Most global state variables have to do with search. The search pages typically work by changing the query and filters variables (see App.js). There is a setSearch function in the main context that can be called to change the search parameters. It checks whether the query has changed and whether updating the global state and re-rendering the website is necessary.

Lifecycle Methods

These are the React lifecycle methods and how we use them. When a component mounts, methods 1,2,4,7 will be called. When it updates, methods 2-6 will be called.

  1. constructor(): Set the initial state of the components
  2. getDerivedStateFromProps(props, state): Static method, only for changing the local state based on props. It returns the new state.
  3. shouldComponentUpdate(nextProps, nextState): Decides whether a state change requires a re-rendering or not. Used to optimize performance.
  4. render(): Returns the JSX to be rendered. It should NOT change the state.
  5. getSnapshotBeforeUpdate(prevProps,prevState): Used to save 'old' DOM information right before an update. Returns a 'snapshot'.
  6. componentDidUpdate(prevProps,prevState,snapshot): For async requests or other operations right after component update.
  7. componentDidMount(): For async requests (e.g. API calls) right after the component mounted.
  8. componentWillUnMount(): Cleanup before the component is destroyed.
  9. componentDidCatch(error,info): For updating the state after an error is thrown.

Forms and Events

React wraps native browser events into synthetic events to handle interactions in a cross-browser compatible way. After being wrapped, they are sent to all event handlers, usually defined as callbacks. Note: for performance reasons, synthetic events are pooled and reused, so their properties are nullified after being consumed. If you want to use them asynchronously, you need to call event.persist().

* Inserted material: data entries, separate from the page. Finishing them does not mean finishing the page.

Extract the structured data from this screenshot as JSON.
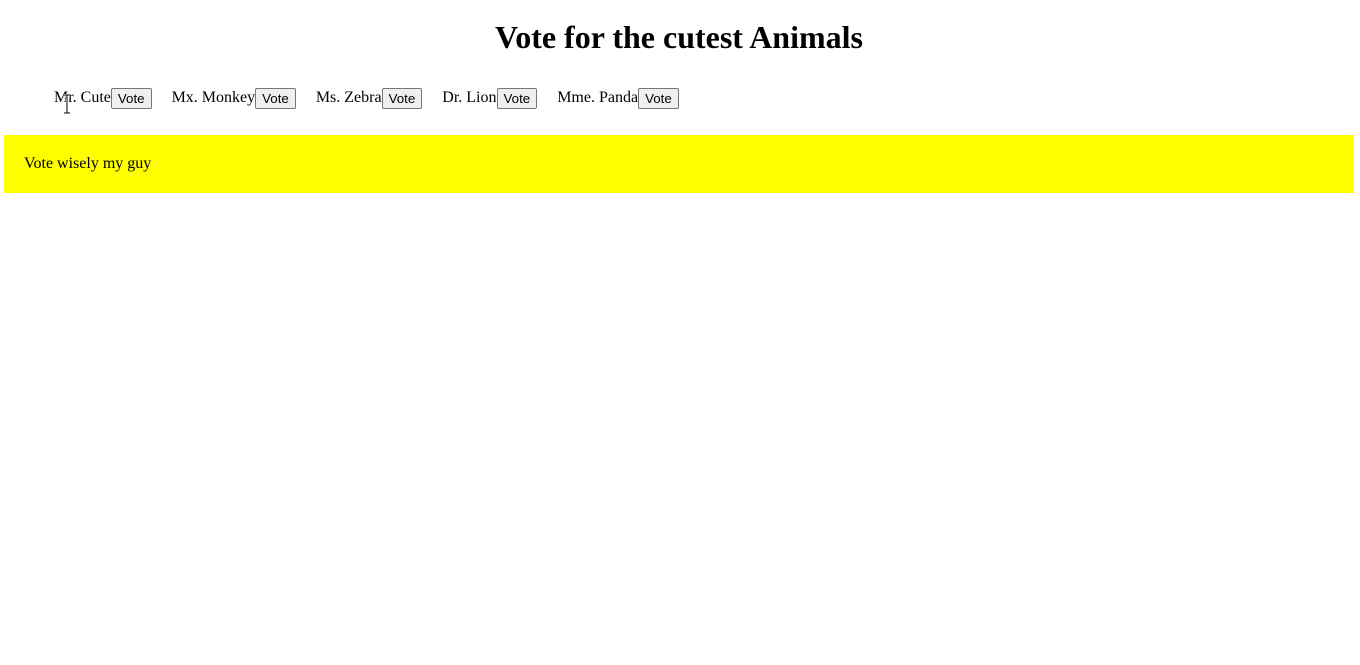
{
  "page": {
    "title": "Vote for the cutest Animals"
  },
  "candidates": [
    {
      "name": "Mr. Cute",
      "button_label": "Vote"
    },
    {
      "name": "Mx. Monkey",
      "button_label": "Vote"
    },
    {
      "name": "Ms. Zebra",
      "button_label": "Vote"
    },
    {
      "name": "Dr. Lion",
      "button_label": "Vote"
    },
    {
      "name": "Mme. Panda",
      "button_label": "Vote"
    }
  ],
  "notice": {
    "text": "Vote wisely my guy",
    "background_color": "#ffff00"
  },
  "cursor": {
    "icon": "text-cursor-icon"
  }
}
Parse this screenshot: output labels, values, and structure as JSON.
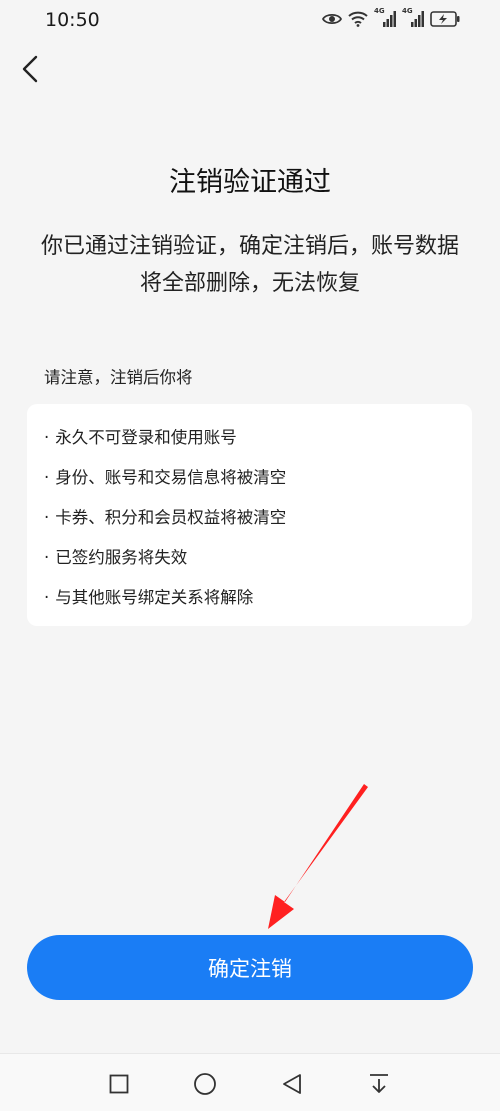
{
  "status_bar": {
    "time": "10:50",
    "icons": [
      "eye-icon",
      "wifi-icon",
      "signal-4g-icon",
      "signal-4g-icon",
      "battery-charging-icon"
    ],
    "network_label_1": "4G",
    "network_label_2": "4G"
  },
  "header": {
    "back_icon": "chevron-left-icon"
  },
  "main": {
    "title": "注销验证通过",
    "subtitle": "你已通过注销验证，确定注销后，账号数据将全部删除，无法恢复",
    "notice_label": "请注意，注销后你将",
    "bullet": "·",
    "notice_items": [
      "永久不可登录和使用账号",
      "身份、账号和交易信息将被清空",
      "卡券、积分和会员权益将被清空",
      "已签约服务将失效",
      "与其他账号绑定关系将解除"
    ]
  },
  "footer": {
    "confirm_label": "确定注销",
    "button_color": "#1a7df5"
  },
  "annotation": {
    "arrow_color": "#ff2020"
  },
  "nav_bar": {
    "icons": [
      "recents-square-icon",
      "home-circle-icon",
      "back-triangle-icon",
      "pull-down-icon"
    ]
  }
}
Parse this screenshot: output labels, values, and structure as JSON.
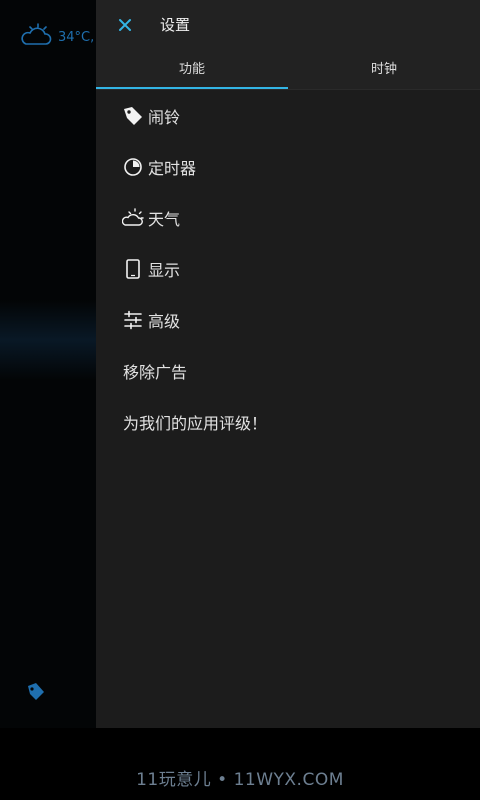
{
  "background": {
    "weather_temp": "34°C,"
  },
  "header": {
    "title": "设置"
  },
  "tabs": [
    {
      "label": "功能",
      "active": true
    },
    {
      "label": "时钟",
      "active": false
    }
  ],
  "menu": {
    "items": [
      {
        "label": "闹铃",
        "icon": "alarm-bell-icon"
      },
      {
        "label": "定时器",
        "icon": "timer-icon"
      },
      {
        "label": "天气",
        "icon": "weather-icon"
      },
      {
        "label": "显示",
        "icon": "display-phone-icon"
      },
      {
        "label": "高级",
        "icon": "sliders-icon"
      },
      {
        "label": "移除广告",
        "icon": ""
      },
      {
        "label": "为我们的应用评级！",
        "icon": ""
      }
    ]
  },
  "footer": {
    "watermark": "11玩意儿 • 11WYX.COM"
  },
  "colors": {
    "accent": "#33b5e5",
    "drawer_bg": "#1c1c1c",
    "bg_icon": "#1f6fae"
  }
}
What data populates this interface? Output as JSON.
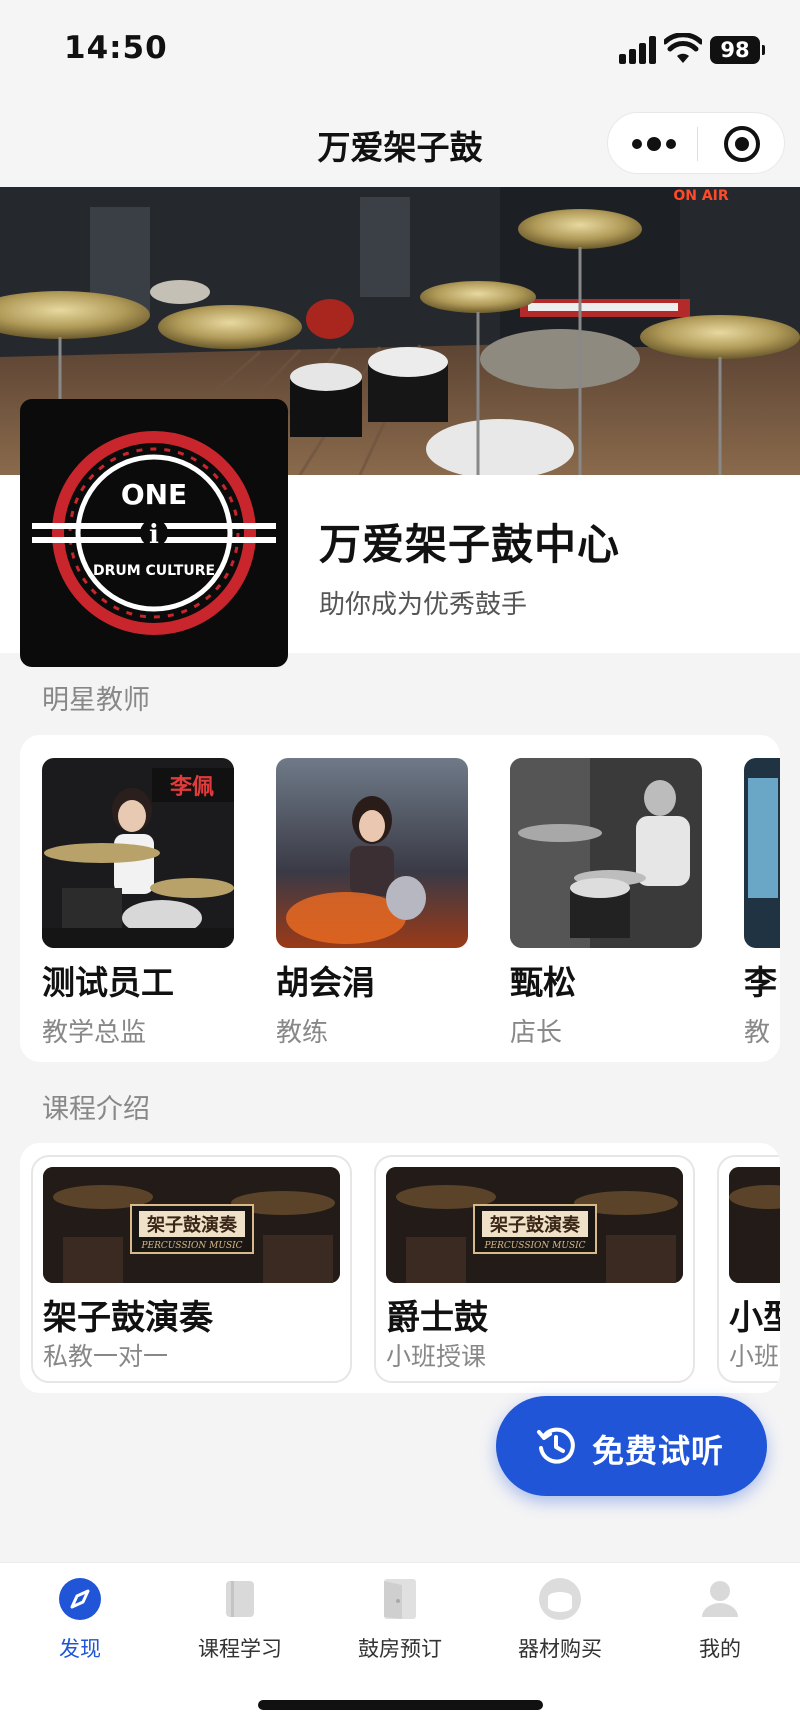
{
  "status_bar": {
    "time": "14:50",
    "battery": "98"
  },
  "nav": {
    "title": "万爱架子鼓"
  },
  "banner": {
    "sign_text": "ON AIR"
  },
  "logo": {
    "line1": "ONE",
    "line2": "i",
    "line3": "DRUM CULTURE"
  },
  "center": {
    "name": "万爱架子鼓中心",
    "subtitle": "助你成为优秀鼓手"
  },
  "teachers": {
    "title": "明星教师",
    "items": [
      {
        "name": "测试员工",
        "role": "教学总监",
        "photo_text": "李佩"
      },
      {
        "name": "胡会涓",
        "role": "教练"
      },
      {
        "name": "甄松",
        "role": "店长"
      },
      {
        "name": "李",
        "role": "教"
      }
    ]
  },
  "courses": {
    "title": "课程介绍",
    "items": [
      {
        "name": "架子鼓演奏",
        "sub": "私教一对一",
        "img_title": "架子鼓演奏",
        "img_en": "PERCUSSION MUSIC"
      },
      {
        "name": "爵士鼓",
        "sub": "小班授课",
        "img_title": "架子鼓演奏",
        "img_en": "PERCUSSION MUSIC"
      },
      {
        "name": "小型",
        "sub": "小班"
      }
    ]
  },
  "trial_button": {
    "label": "免费试听",
    "icon": "history-clock-icon"
  },
  "tabbar": {
    "tabs": [
      {
        "label": "发现",
        "icon": "compass-icon",
        "active": true
      },
      {
        "label": "课程学习",
        "icon": "book-icon",
        "active": false
      },
      {
        "label": "鼓房预订",
        "icon": "door-icon",
        "active": false
      },
      {
        "label": "器材购买",
        "icon": "drum-icon",
        "active": false
      },
      {
        "label": "我的",
        "icon": "user-icon",
        "active": false
      }
    ]
  },
  "colors": {
    "accent": "#1f55d6",
    "logo_red": "#c8262c"
  }
}
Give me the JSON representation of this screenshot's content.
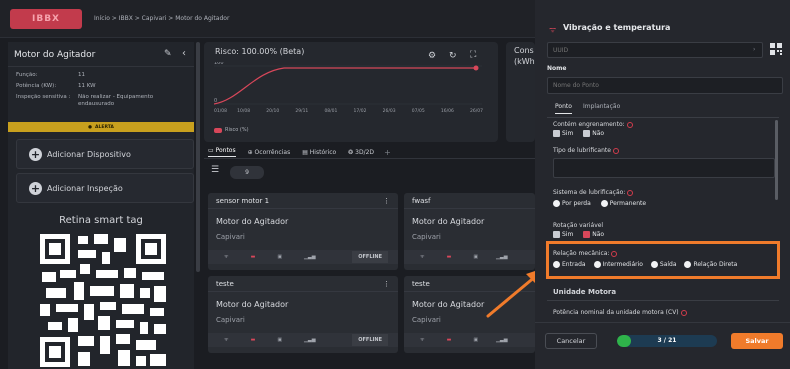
{
  "topbar": {
    "logo": "IBBX",
    "breadcrumb": "Início  >  IBBX  >  Capivari  >  Motor do Agitador"
  },
  "sidebar": {
    "title": "Motor do Agitador",
    "fields": [
      {
        "label": "Função:",
        "value": "11"
      },
      {
        "label": "Potência (KW):",
        "value": "11 KW"
      },
      {
        "label": "Inspeção sensitiva :",
        "value": "Não realizar - Equipamento endausurado"
      }
    ],
    "status_badge": "ALERTA",
    "add_device": "Adicionar Dispositivo",
    "add_inspection": "Adicionar Inspeção",
    "qr_title": "Retina smart tag"
  },
  "risk": {
    "title": "Risco: 100.00% (Beta)",
    "y_top": "100",
    "y_bottom": "0",
    "x_labels": [
      "01/08",
      "10/08",
      "20/10",
      "29/11",
      "08/01",
      "17/02",
      "26/03",
      "07/05",
      "16/06",
      "26/07"
    ],
    "legend": "Risco (%)",
    "line_color": "#d8475a"
  },
  "consumo": {
    "title": "Cons",
    "subtitle": "(kWh"
  },
  "tabs": [
    {
      "label": "Pontos"
    },
    {
      "label": "Ocorrências"
    },
    {
      "label": "Histórico"
    },
    {
      "label": "3D/2D"
    }
  ],
  "tab_add": "+",
  "search_value": "9",
  "cards": [
    {
      "name": "sensor motor 1",
      "asset": "Motor do Agitador",
      "site": "Capivari",
      "status": "OFFLINE"
    },
    {
      "name": "fwasf",
      "asset": "Motor do Agitador",
      "site": "Capivari",
      "status": ""
    },
    {
      "name": "teste",
      "asset": "Motor do Agitador",
      "site": "Capivari",
      "status": "OFFLINE"
    },
    {
      "name": "teste",
      "asset": "Motor do Agitador",
      "site": "Capivari",
      "status": ""
    }
  ],
  "modal": {
    "title": "Vibração e temperatura",
    "uuid_placeholder": "UUID",
    "name_label": "Nome",
    "name_placeholder": "Nome do Ponto",
    "tabs": [
      "Ponto",
      "Implantação"
    ],
    "gear_label": "Contém engrenamento:",
    "yes": "Sim",
    "no": "Não",
    "lub_type_label": "Tipo de lubrificante",
    "lub_system_label": "Sistema de lubrificação:",
    "lub_options": [
      "Por perda",
      "Permanente"
    ],
    "var_rot_label": "Rotação variável",
    "mech_label": "Relação mecânica:",
    "mech_options": [
      "Entrada",
      "Intermediário",
      "Saída",
      "Relação Direta"
    ],
    "motor_section": "Unidade Motora",
    "motor_power_label": "Potência nominal da unidade motora (CV)",
    "cancel": "Cancelar",
    "progress_text": "3 / 21",
    "progress_fraction": 0.143,
    "save": "Salvar",
    "accent": "#f07b2b",
    "progress_color": "#2fb34a"
  }
}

HTML forms are different than other DOM elements because they keep their own state in plain HTML. To make sure that we can control the state we need to set the input field's value to a component state value.

Here's an example of using an input field to change the title displayed in the component.

const titles: {mainTitle: 'OpenML'};

class App extends Component {
  this.state = {titles};

  // Receive synthetic event
  onTitleChange = (event) => {
    this.setState({titles.mainTitle :});

    return (
      <div classname="App">
          <input type="text"
          value={this.state.titles.mainTitle} // control state
          onChange={this.onTitleChange} // event handler callback